- Sewing over embroidery can help to keep your fabric stable and prevent it from shifting while you are sewing. Cross-stitch blocks, which are pieces of fabric with crosshatches in them, work well as a stabilizer because they provide texture and color that can add interest to your quilt without taking away from the original design.
- You will need to choose the right kind of thread for this project; cotton is usually best because it doesn’t fray easily. Using a heavier weight thread will also make sure that the block remains in place throughout heavy use.
- Quilting over embroidery may cause some damage to the underlying fabric, so be sure to take care when working on delicate fabrics or those with intricate designs.
- Over time, quilts made from stabilized fabrics may see more wear and tear since they tend to hold up better under regular use than unstabilized fabrics do.
Can you add embroidery to a finished quilt?
Yes, you can add embroidery to a finished quilt with some patience and sewing skills. Quilt fabric is best for this because it has a smooth surface that’s easy to work on, but any type of fabric will do.
You need a sewing machine and thread to complete the project, and rotary cutters, trimmers and shears to finish the edges correctly. Be sure to take your time so that the embroidery looks perfect when it’s done.
Can you appliqué with a regular sewing machine?
Yes, you can appliqué with a regular sewing machine. However, it is important to use the correct tools and techniques for this type of sewing so that your project will come out correctly.
Zig-zag stitches are used to help keep fabric together while it is being appliquéd. This type of stitch creates a series of small holes in the fabric which will prevent it from shifting and making the job much easier.
Satin stitches are similar to zig-zags, but they have a more even flow across the surface of the fabric. They create a smooth finish that is ideal for areas where you want an extra level of durability or stability.
Buttonholes can be made using either single or double needlebinding techniques, and they come in many different sizes and shapes to suit your needs perfectly. These stitches hold fabrics together securely, preventing them from moving during use or laundering – perfect for appliquéing delicate fabrics.
What is reverse appliqué?
Reverse appliqué is a type of quilting that uses fabric to create an image on one or more layers of cloth. The technique is used to add detail, texture and interest to fabrics.
Reverse appliqué is a type of embroidery in which the fabric is applied to the wrong side of the garment. This technique creates a more finished look for your project and eliminates any need for hemming or tailoring.
Molas from Panama
Molas are made out of cotton and wool fabrics, which are then cut into shapes that will be used on clothing items such as shirts, pants, skirts, etc. The mola factory in Panama produces high-quality materials at a fraction of the cost compared to other countries.
TRC Needles Entry on Appliqué
If you’re using TRC needles with reverse appliqué work, make sure that you position them so that they enter the fabric at an angle instead of straight down towards the surface.
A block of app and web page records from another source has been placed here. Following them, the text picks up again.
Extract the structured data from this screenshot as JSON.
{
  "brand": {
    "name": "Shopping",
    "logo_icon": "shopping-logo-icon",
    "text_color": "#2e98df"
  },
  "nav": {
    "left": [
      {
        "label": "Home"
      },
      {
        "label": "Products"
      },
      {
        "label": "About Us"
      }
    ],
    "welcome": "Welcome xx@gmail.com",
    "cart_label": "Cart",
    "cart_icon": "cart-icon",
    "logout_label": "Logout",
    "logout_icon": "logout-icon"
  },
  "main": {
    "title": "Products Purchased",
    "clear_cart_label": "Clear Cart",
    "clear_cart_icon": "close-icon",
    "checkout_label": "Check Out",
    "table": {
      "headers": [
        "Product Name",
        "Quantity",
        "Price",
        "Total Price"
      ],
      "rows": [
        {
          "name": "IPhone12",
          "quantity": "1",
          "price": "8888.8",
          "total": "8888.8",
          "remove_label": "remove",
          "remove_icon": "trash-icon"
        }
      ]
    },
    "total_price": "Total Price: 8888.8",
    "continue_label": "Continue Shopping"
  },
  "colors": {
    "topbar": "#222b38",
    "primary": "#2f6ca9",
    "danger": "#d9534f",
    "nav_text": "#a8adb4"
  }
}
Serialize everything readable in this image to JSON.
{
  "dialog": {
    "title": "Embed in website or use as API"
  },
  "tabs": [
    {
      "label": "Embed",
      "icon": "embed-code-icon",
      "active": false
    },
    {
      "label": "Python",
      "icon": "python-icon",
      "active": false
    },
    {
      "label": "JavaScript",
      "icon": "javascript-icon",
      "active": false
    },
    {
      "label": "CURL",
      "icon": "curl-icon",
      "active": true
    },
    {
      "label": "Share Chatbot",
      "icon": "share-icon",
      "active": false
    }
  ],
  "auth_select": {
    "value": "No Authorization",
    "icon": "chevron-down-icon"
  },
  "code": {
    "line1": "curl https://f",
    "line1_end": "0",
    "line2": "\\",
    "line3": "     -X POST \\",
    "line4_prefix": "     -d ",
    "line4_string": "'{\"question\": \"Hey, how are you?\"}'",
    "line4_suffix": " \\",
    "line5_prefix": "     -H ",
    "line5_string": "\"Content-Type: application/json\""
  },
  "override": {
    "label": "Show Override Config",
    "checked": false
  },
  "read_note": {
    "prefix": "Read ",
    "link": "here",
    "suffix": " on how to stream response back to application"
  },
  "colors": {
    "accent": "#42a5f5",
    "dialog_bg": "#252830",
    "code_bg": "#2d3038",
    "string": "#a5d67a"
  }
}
Doing this will help prevent stitches from popping off while you’re working
Appliques are often sewn through the fabric, so it’s important to take care when quilting them. Make sure you use a right-angle stitch and don’t overstitch – these small mistakes can easily cause your applique to pull out of the seam.